RANDALL PARK IN SHORTS
Before he was Louis Huang on Fresh off the Boat or Kim Jong-un in The Interview, Randall Park was the undisputed king of comedy in Asian American cinema. In front of the camera or behind, nobody made funnier short films and webseries than the artist formerly known as CareMoose, Dr. Miracles, Dumb Professor, and Randruff. From his days as co-founder of the pioneering Asian American theater group LCC at UCLA, to his scene-stealing years as a mainstay on Channel 101, Randall not only laid the foundation for one of the most promising Asian American comic careers of the decade, but also turned out a corpus of irreverent shorts as cuddly, imaginative, and bizarre as any Asian American cinema has ever seen.
On the film festival circuit, we saw the full-blown comic wizardry that was only hinted at by Randall’s guest spots on The Office or Curb Your Enthusiasm. His comedy pokes fun at male ineptitude by spiking it with generous portions of the absurd, but never betraying the heart of what makes his characters so enduring: their genuine and unshakeable pursuits of romantic and family love. Randall’s bemused earnestness is fortified by jovial home-spun hijinks seemingly improvised out of a basement; badly-taped mustaches, Halloween-store severed arms, even Randall’s own baby make appearances and assure audiences that behind the bawdry juvenilia is an everyman just trying to concoct a decent living.
Let’s face it. We may never see the likes of another run like Randall’s. A corporatizing new media landscape has evolved beyond lo-fi, devil-may-care pranksters such as Randall and his band of merry men, including regular co-stars Johnny Skourtis, Charles Kim, and Eric Winzenreid. Series like Fresh off the Boat and Master of None have shown that the ceiling for Asian American comedy is way higher than the cult following of Channel 101.
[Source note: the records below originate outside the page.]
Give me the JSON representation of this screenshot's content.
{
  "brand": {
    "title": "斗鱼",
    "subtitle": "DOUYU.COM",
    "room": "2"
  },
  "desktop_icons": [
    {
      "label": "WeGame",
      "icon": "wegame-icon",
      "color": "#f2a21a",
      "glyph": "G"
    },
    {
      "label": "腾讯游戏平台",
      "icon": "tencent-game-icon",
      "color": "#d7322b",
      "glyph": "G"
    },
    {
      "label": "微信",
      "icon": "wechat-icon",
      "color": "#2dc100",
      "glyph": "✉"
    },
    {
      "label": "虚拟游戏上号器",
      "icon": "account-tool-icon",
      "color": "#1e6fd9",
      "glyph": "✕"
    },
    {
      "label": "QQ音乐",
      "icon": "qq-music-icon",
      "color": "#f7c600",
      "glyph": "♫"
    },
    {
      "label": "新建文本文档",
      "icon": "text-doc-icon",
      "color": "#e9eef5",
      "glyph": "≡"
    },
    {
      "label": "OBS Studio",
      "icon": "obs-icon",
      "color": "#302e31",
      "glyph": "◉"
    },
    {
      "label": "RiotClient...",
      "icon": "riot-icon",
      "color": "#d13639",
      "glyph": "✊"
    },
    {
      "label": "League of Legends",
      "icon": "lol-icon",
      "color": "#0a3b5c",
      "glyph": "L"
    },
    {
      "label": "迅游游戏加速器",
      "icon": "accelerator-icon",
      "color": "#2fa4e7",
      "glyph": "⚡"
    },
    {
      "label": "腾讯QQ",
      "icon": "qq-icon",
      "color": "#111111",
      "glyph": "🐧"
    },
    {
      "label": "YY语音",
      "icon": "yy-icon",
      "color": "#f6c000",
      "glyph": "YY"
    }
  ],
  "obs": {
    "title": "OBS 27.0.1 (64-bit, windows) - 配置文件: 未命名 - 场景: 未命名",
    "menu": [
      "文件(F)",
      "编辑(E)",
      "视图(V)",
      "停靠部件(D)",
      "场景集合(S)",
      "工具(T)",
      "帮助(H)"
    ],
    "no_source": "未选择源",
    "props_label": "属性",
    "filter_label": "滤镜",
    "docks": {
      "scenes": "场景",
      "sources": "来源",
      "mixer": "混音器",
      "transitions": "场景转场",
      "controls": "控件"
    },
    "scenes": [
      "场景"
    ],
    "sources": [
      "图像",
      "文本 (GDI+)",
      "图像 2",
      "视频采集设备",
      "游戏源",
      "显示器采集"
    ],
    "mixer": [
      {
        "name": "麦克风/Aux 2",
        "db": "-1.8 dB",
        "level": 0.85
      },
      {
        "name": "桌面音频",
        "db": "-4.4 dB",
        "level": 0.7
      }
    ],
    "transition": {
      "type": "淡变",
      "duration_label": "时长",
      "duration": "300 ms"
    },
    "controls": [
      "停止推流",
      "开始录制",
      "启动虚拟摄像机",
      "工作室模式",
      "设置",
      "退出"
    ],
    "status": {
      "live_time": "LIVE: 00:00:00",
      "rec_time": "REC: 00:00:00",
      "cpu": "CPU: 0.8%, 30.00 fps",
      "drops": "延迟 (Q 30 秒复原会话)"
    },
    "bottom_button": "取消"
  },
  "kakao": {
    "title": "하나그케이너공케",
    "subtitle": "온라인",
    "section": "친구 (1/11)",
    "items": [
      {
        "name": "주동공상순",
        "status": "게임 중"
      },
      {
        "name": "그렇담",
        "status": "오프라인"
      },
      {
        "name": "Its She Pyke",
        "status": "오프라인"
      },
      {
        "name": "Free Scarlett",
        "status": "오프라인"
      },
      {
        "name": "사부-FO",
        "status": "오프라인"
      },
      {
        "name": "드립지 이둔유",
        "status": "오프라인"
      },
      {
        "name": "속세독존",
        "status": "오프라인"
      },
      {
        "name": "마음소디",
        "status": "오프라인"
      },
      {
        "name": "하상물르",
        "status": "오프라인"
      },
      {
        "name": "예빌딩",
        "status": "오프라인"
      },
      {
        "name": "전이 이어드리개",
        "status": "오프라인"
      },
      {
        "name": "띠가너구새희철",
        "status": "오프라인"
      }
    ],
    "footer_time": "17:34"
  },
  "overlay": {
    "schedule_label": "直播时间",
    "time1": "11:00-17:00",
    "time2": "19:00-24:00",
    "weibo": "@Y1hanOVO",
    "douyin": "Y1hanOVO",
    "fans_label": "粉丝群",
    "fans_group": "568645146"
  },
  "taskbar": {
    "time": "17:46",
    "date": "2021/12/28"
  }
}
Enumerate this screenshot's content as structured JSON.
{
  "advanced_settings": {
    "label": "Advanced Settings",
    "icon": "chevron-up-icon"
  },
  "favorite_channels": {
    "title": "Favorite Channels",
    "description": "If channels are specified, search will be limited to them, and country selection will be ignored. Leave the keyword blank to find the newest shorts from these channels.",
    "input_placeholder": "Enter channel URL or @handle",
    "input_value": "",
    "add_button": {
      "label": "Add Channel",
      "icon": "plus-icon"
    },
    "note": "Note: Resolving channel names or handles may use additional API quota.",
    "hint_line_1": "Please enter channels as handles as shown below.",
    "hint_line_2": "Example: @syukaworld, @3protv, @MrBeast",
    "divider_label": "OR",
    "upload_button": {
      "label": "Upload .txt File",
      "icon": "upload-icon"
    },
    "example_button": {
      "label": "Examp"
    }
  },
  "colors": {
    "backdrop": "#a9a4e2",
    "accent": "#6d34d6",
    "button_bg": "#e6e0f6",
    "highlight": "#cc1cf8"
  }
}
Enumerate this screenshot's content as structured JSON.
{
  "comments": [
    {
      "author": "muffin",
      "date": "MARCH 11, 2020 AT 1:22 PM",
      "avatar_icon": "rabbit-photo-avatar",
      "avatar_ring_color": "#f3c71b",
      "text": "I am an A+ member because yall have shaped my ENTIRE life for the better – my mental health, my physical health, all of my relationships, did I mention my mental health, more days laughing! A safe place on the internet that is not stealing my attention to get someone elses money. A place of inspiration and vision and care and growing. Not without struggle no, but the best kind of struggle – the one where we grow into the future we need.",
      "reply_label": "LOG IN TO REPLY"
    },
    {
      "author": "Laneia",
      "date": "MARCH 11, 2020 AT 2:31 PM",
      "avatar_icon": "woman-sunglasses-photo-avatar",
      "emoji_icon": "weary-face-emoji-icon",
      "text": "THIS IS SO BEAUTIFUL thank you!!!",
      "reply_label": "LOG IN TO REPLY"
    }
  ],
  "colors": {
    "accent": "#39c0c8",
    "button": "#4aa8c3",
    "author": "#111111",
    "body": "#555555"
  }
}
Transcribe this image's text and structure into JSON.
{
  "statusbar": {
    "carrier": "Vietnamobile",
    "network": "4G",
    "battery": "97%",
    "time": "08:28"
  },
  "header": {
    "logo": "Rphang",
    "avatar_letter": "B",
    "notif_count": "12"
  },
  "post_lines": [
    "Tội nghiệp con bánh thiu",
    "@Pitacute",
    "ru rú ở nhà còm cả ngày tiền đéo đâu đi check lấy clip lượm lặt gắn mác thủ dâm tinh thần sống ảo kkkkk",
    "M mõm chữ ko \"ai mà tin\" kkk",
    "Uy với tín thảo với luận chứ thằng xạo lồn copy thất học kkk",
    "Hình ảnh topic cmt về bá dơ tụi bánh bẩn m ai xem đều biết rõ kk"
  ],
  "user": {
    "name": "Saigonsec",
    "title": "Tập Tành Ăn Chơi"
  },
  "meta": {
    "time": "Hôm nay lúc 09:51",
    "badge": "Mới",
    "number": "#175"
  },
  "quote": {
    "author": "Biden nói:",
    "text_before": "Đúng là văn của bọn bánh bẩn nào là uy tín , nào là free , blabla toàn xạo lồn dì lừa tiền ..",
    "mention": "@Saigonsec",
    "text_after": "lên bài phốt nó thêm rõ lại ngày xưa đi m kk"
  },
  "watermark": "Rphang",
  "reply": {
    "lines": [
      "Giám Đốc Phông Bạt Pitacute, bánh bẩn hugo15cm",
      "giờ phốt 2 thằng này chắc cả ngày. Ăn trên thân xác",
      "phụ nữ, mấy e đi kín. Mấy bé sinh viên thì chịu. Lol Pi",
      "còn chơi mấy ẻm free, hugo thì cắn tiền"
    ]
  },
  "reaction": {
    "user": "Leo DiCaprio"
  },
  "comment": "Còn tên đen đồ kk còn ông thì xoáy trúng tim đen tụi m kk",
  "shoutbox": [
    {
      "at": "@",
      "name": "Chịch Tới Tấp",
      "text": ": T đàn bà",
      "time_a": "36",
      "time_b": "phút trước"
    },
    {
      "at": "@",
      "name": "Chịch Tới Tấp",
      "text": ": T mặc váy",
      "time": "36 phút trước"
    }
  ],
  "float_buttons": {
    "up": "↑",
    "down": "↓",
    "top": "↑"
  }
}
And so this calls for a retrospective. Randall Park may not have directed a single feature film, but Asian American cinema has no time for such technicalities. His work from 2003, when he burst onto the scene in a Chinaman hat in Dragon of Love, to 2011, just before he became Danny Chung on Veep, is legion by any measure. So let’s join Randall on a walk down a memory lane lined with conjoined twins, crime-fighting babies, stir-fried cocaine, and condemning glares from wife and co-star Jae Suh Park. –Brian Hu
Co-presented by: Convoy District